It was the epitome of Ellusionist's corniness. And I have no doubt they made a mint off these decks because Ellusionist knows their audience. A bunch of virgins definitely bought the deck thinking they'd take it to school and girls would be breathlessly fanning themselves, "Who is this sexy bad-boy with this black deck of cards with the super-ripped tiger on the case? I can't wait to get to know this virile rebel!"

Here's the deal, you want a girl to pay attention to you? Don't get the deck of cards that says, "I'm compensating for my low testosterone." Get Stasia's deck. Women (and men) of all ages are taken with her esthetic. You keep that out on the lunch table. A girl picks it up and oohs and ahhs over its cuteness. She asks why you have the deck. You say a friend of a friend designed it. (I'm your friend. Stasia's my friend. It's true enough.) And you grabbed it today because there's something you're working on with it. Then you point out that the case says it can be used as an oracle deck and there's this little fortune-telling ritual you'd like to try. Cute drawings, kittens, fortune-telling rituals: you'll be a girl magnet. 
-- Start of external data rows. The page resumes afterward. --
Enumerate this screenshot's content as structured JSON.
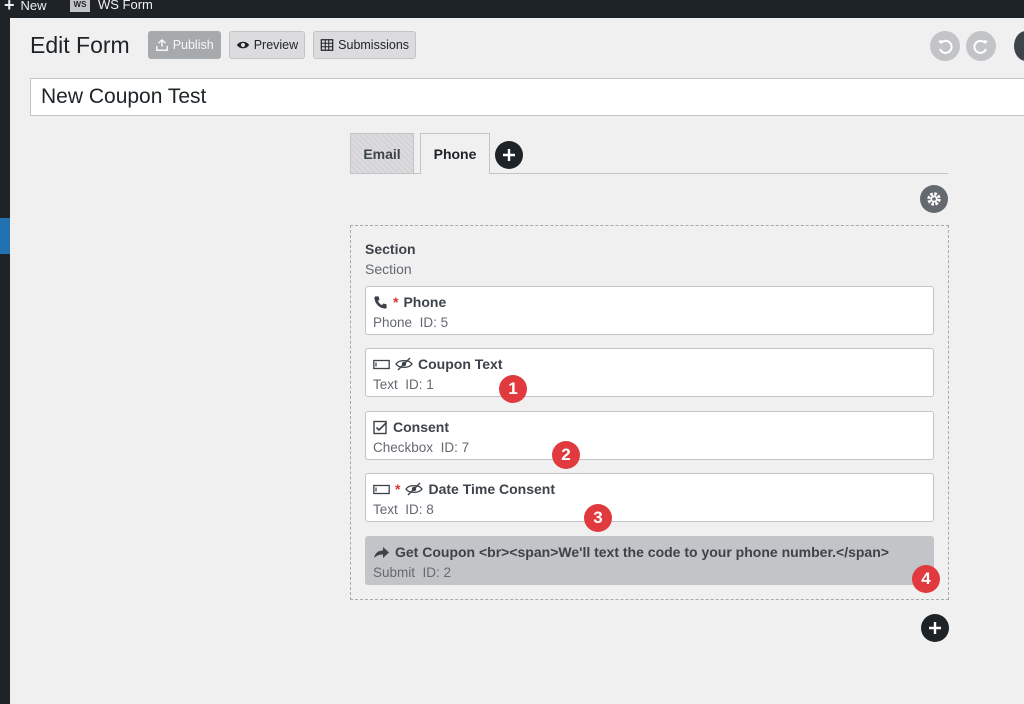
{
  "admin_bar": {
    "new_label": "New",
    "ws_logo": "WS",
    "ws_label": "WS Form"
  },
  "header": {
    "title": "Edit Form",
    "publish_label": "Publish",
    "preview_label": "Preview",
    "submissions_label": "Submissions"
  },
  "form": {
    "title": "New Coupon Test"
  },
  "tabs": [
    {
      "label": "Email",
      "active": false
    },
    {
      "label": "Phone",
      "active": true
    }
  ],
  "section": {
    "title": "Section",
    "subtitle": "Section",
    "fields": [
      {
        "icon": "phone-icon",
        "required": true,
        "hidden": false,
        "label": "Phone",
        "type": "Phone",
        "id": "ID: 5"
      },
      {
        "icon": "text-input-icon",
        "required": false,
        "hidden": true,
        "label": "Coupon Text",
        "type": "Text",
        "id": "ID: 1"
      },
      {
        "icon": "checkbox-icon",
        "required": false,
        "hidden": false,
        "label": "Consent",
        "type": "Checkbox",
        "id": "ID: 7"
      },
      {
        "icon": "text-input-icon",
        "required": true,
        "hidden": true,
        "label": "Date Time Consent",
        "type": "Text",
        "id": "ID: 8"
      },
      {
        "icon": "share-arrow-icon",
        "required": false,
        "hidden": false,
        "label": "Get Coupon <br><span>We'll text the code to your phone number.</span>",
        "type": "Submit",
        "id": "ID: 2"
      }
    ]
  },
  "markers": [
    "1",
    "2",
    "3",
    "4"
  ],
  "required_mark": "*",
  "colors": {
    "accent": "#2271b1",
    "marker": "#e03a3e",
    "dark": "#1d2327",
    "required": "#d63638"
  }
}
Then do a trick in the guise of a fortune-telling routine. Make it positive. Don't be like, "Uhhhh... I think you're going to get cancer." There should be some sort of magic surprise/coincidence at the end. Don't take credit for it. Blame the deck or the universe or her "energy." Don't make it something about you or your "compatibility" with her. Too soon. When you're done, don't do any more tricks. Tell her you have to get going and excuse yourself. Be a little mysterious.Before you go, imply you might have something else you're working on that you'd like to show her in the future. "You have a very unique energy," you say. Then go on your way. Just plant the seed, baby. Trust me. I'll Cyrano your ass into going to prom with the head cheerleader if you just have a little faith.